paper demonstrates. It is likely this is because we do not have a common understanding of inequity and inequalities, and without that common language, we cannot hope for a culture of stewardship to prevail.
Health inequalities are often prominent in the strategy of any NHS organisation. Yet, as we outline in our glossary,
“some health inequalities are attributable to biological variations or free choice and others are attributable to the external environment and conditions mainly outside the control of the individuals concerned.”
This means that NHS organisations often have limited ability to influence health inequalities. But the NHS often forgets, that one cause of health inequalities is health inequities, these are defined as
“health inequalities that are systematic, socially produced (and therefore modifiable) and unfair.”

It generally means that there is enduring unfairness in the provision of care to disadvantaged groups (those from poorer neighbourhoods, from BME backgrounds, or female). The inverse care law. This paper shows us that people from poorer neighbourhoods get slower access to revascularisation surgery. They adjust for other factors and conclude that the financial impact of such a difference is worth around £850 to the individual. Having said that, targets to reduce waiting times narrowed, but did not closed, the inequity gap.

Alas, this paper is not alone. The same can be seen for:

  • Preventable hospital admissions, where living in a deprived neighbourhood means you are much more likely to have an avoidable admission.
  • NHS hip and knee replacement rates, where people living in wealthy areas are three times more likely to receive an NHS knee or hip replacement than those living in the poorest area Unpublished, more recent data puts that variation at five-fold.
  • Cardiovascular care, where access to a specialist appears to be influenced by gender, age and ethnicity.
  • Diabetes care, where poorer outcomes and diabetes control is in large part driven by the neighbourhood, racial or ethnic group you come from.
  • Health systems, not just the NHS need to systematically address inequity and a cause of inequality entirely within their gift. This means, they need to organise in order focus on whole populations, not just the one’s we see today. This is best done by creating cross organisational networks that increase value and reduce inequity.



i  Sheringham, J., Asaria, M., Barratt, H., Raine, R., & Cookson, R. (2017). Are some areas more equal than others?       Socioeconomic inequality in potentially avoidable emergency hospital admissions within English local authority areas. Journal of Health Services Research & Policy, 22(2), 83–90.

ii  Judge, A., Welton, N. J., Sandhu, J., & Ben-Shlomo, Y. (2010). Equity in access to total joint replacement of the hip and knee in England: cross sectional study. BMJ, 341, c4092.

iii Asthana, S., Moon, G., Gibson, A., Bailey, T., Hewson, P., & Dibben, C. (2018). Inequity in cardiovascular care in the English National Health Service (NHS): a scoping review of the literature.
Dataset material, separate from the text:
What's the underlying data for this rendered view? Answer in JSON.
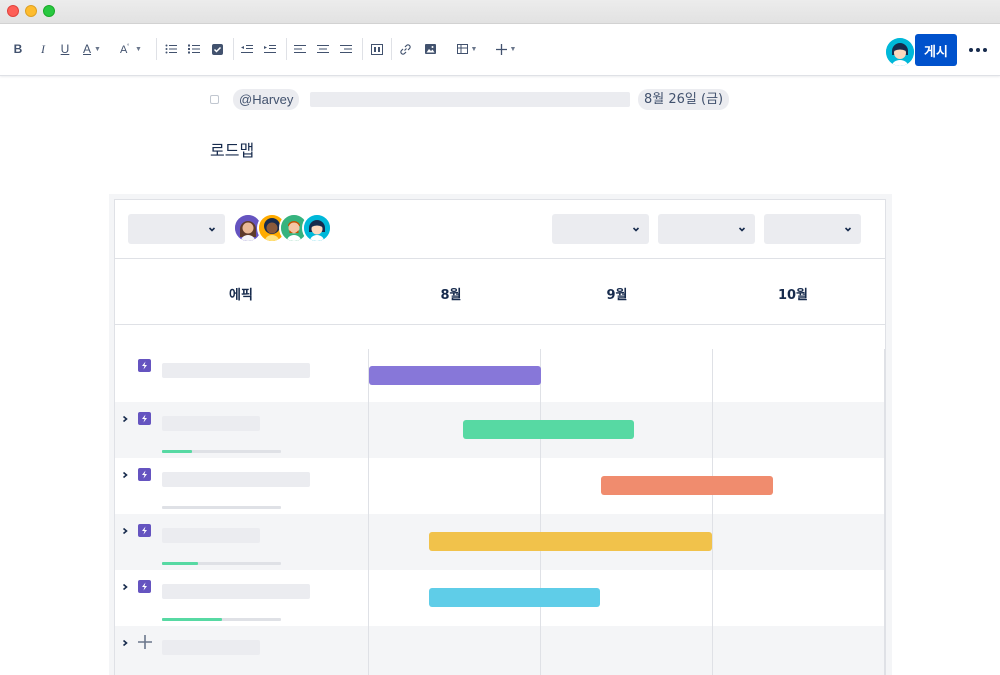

Health & Social Care in the Community, 26(3), 259–272.

iv Khanolkar, A. R., Amin, R., Taylor-Robinson, D., Viner, R. M., Warner, J. T., & Stephenson, T. (2016). Young people with Type 1 diabetes of non-white ethnicity and lower socio-economic status have poorer glycaemic control in England and Wales. Diabetic Medicine, 33(11), 1508–1515.

v Willi, S. M., Miller, K. M., DiMeglio, L. A., Klingensmith, G. J., Simmons, J. H., Tamborlane, W. V., … T1D Exchange Clinic Network. (2015). Racial-Ethnic Disparities in Management and Outcomes Among Children With Type 1 Diabetes. PEDIATRICS, 135(3), 424–434.